▶ Instructions to follow:
If a line in the records below holds the word "badge", copy it.

▶ Entries shown:
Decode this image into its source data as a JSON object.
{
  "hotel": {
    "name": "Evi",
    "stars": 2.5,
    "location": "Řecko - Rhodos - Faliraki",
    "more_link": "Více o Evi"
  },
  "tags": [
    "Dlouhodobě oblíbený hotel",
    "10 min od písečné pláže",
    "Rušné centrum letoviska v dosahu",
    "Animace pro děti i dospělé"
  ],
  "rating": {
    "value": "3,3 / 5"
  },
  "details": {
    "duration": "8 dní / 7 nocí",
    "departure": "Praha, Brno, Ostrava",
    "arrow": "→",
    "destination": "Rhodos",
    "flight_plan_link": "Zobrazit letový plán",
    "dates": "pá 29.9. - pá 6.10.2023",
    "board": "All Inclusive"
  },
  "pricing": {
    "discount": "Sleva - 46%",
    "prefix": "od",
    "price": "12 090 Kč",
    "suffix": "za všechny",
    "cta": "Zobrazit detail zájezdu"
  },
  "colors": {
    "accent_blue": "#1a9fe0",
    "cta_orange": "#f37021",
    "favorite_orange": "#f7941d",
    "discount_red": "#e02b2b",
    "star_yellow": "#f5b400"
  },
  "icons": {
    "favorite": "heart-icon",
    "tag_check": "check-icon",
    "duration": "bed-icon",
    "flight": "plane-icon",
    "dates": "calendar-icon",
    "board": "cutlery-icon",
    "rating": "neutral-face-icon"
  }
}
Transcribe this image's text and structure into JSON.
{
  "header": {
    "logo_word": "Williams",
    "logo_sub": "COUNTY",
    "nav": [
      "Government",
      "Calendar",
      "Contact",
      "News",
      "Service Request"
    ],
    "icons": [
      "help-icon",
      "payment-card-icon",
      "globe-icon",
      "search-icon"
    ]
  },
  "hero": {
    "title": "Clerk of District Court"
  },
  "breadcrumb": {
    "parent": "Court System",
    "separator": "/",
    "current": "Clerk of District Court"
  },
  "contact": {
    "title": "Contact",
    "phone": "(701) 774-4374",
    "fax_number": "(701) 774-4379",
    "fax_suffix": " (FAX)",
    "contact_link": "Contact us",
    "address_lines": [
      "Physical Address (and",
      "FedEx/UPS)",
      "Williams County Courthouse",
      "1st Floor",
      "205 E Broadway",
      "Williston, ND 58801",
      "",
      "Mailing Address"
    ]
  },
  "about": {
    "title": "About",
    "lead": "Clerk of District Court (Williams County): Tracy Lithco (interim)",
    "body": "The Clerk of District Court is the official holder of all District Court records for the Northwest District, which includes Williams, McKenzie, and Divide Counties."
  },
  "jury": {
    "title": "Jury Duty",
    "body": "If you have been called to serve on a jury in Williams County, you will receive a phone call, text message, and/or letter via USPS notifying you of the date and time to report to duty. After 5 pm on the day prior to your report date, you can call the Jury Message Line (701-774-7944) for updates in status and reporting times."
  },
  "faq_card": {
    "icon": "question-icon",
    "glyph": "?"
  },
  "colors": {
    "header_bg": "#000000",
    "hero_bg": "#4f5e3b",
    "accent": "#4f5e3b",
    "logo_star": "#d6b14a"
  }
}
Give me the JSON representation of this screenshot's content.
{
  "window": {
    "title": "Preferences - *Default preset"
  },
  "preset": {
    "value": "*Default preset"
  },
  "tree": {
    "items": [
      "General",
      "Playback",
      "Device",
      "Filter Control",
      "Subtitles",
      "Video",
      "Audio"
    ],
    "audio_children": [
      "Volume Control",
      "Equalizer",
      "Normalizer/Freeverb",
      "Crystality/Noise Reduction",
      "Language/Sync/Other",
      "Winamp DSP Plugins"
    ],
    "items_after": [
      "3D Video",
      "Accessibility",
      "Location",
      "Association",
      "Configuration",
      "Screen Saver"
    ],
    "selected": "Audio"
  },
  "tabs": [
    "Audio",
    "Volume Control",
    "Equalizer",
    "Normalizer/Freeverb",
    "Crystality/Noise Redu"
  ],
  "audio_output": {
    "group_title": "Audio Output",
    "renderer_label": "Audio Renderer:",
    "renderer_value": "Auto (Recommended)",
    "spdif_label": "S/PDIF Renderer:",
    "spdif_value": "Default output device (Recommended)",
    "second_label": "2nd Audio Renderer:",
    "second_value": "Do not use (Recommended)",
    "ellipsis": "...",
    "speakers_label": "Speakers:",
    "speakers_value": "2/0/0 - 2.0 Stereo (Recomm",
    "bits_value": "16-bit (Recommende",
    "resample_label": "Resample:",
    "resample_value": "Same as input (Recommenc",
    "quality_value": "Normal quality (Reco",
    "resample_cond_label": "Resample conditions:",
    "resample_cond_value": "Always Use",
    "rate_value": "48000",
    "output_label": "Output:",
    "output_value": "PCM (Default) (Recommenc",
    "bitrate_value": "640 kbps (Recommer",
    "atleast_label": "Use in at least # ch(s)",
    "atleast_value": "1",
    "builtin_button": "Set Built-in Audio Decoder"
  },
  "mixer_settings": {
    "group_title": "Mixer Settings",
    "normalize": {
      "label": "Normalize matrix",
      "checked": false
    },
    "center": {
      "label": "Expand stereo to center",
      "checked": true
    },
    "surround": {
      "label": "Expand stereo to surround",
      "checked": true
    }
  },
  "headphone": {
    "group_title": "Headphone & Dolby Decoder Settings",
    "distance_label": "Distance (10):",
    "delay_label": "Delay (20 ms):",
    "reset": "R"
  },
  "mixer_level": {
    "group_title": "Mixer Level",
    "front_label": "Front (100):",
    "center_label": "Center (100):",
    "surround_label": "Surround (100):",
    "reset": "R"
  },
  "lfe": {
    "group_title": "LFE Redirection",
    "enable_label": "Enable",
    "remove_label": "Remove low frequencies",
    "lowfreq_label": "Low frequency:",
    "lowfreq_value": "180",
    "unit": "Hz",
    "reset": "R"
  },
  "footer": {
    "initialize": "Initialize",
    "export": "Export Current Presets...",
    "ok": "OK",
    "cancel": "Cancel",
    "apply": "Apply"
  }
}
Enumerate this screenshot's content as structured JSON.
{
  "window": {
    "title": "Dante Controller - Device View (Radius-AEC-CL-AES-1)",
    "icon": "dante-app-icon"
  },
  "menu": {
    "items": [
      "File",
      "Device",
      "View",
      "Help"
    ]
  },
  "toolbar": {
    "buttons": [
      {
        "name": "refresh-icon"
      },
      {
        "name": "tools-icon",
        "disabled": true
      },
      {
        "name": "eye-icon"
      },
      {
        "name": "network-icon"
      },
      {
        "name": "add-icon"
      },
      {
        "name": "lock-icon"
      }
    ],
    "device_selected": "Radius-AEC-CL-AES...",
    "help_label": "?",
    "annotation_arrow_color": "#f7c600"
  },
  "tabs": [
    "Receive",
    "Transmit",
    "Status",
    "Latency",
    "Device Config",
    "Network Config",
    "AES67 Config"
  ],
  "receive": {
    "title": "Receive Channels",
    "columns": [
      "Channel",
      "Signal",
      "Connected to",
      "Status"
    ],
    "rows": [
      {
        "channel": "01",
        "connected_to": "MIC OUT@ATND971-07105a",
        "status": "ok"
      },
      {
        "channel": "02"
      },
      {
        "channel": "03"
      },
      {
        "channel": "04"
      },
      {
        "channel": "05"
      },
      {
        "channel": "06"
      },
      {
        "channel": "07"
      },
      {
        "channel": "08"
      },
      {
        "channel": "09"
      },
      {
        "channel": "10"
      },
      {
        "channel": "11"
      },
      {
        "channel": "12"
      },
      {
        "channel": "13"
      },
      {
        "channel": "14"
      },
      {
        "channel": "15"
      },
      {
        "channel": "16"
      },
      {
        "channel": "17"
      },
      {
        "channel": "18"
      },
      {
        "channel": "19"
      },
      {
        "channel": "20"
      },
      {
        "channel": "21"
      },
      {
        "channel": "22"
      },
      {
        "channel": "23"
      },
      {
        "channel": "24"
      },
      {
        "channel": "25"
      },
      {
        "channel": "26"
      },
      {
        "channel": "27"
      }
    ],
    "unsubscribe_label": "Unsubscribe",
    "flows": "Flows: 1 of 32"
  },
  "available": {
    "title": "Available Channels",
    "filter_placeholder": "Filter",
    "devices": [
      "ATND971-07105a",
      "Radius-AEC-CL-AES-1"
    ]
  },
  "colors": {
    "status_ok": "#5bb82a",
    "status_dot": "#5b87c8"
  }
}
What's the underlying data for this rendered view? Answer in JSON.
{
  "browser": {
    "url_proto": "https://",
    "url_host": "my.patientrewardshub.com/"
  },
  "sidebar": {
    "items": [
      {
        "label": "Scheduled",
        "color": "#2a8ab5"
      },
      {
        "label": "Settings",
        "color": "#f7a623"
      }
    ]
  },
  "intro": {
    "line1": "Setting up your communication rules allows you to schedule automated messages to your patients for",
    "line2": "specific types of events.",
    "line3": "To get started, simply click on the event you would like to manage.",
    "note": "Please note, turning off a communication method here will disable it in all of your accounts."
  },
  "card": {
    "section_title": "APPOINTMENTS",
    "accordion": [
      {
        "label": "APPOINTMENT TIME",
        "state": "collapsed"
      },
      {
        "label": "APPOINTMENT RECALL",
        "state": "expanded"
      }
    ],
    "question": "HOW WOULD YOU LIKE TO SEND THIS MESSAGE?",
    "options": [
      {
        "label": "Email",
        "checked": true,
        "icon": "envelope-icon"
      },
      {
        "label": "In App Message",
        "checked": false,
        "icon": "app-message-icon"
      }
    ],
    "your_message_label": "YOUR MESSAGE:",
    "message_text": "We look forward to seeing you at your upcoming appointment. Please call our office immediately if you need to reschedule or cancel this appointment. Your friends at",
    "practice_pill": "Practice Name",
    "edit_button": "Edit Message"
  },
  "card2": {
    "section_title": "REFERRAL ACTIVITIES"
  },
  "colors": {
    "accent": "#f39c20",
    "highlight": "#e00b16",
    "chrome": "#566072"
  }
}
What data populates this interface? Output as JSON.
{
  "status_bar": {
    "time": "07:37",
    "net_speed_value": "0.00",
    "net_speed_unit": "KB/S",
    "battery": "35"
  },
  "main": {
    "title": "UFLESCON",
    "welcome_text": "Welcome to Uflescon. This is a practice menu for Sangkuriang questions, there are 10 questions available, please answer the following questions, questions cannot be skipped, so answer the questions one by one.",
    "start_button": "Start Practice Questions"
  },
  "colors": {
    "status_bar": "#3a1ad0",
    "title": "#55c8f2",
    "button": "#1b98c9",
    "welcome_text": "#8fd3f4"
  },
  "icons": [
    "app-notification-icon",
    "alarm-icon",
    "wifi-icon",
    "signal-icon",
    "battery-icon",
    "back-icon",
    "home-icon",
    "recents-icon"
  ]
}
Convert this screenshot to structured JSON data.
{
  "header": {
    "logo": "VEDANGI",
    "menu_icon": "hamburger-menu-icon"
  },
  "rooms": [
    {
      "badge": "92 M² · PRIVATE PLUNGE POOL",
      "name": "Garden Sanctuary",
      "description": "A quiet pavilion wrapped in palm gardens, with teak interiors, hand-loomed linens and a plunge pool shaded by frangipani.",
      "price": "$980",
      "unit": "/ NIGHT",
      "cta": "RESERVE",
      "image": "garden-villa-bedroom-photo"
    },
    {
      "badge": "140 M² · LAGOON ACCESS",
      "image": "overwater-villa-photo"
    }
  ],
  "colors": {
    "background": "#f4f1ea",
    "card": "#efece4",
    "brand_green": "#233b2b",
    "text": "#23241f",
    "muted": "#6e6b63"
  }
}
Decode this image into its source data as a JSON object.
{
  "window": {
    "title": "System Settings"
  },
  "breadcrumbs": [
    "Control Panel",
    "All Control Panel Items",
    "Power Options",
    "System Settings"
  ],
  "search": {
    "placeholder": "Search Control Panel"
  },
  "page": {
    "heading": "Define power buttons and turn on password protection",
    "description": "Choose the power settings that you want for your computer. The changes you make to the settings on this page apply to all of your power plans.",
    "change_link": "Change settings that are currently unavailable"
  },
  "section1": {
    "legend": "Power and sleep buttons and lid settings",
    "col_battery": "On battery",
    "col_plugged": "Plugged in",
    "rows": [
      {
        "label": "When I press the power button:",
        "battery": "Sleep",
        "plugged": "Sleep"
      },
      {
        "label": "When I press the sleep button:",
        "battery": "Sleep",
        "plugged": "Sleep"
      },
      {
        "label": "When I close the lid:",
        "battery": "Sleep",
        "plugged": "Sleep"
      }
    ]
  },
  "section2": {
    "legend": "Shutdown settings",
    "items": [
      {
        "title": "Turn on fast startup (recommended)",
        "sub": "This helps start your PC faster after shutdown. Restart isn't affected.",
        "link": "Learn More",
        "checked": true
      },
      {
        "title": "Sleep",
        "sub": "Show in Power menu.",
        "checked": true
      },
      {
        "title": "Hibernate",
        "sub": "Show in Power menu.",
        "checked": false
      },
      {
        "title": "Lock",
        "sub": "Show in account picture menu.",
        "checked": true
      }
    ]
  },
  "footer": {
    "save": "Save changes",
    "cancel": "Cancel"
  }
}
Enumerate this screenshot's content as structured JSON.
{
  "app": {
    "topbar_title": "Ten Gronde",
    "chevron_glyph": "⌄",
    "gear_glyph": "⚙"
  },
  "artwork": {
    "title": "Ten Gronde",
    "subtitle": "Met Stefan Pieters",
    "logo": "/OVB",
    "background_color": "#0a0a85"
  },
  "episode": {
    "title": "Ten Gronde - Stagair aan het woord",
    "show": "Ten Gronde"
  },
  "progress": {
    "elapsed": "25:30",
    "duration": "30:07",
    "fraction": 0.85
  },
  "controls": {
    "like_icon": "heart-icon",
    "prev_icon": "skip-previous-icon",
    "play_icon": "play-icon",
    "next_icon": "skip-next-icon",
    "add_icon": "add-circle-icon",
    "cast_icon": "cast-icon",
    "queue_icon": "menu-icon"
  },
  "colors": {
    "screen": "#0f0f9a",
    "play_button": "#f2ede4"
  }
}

▶ Response to the exercise:
      "badge": "92 M² · PRIVATE PLUNGE POOL",
      "badge": "140 M² · LAGOON ACCESS",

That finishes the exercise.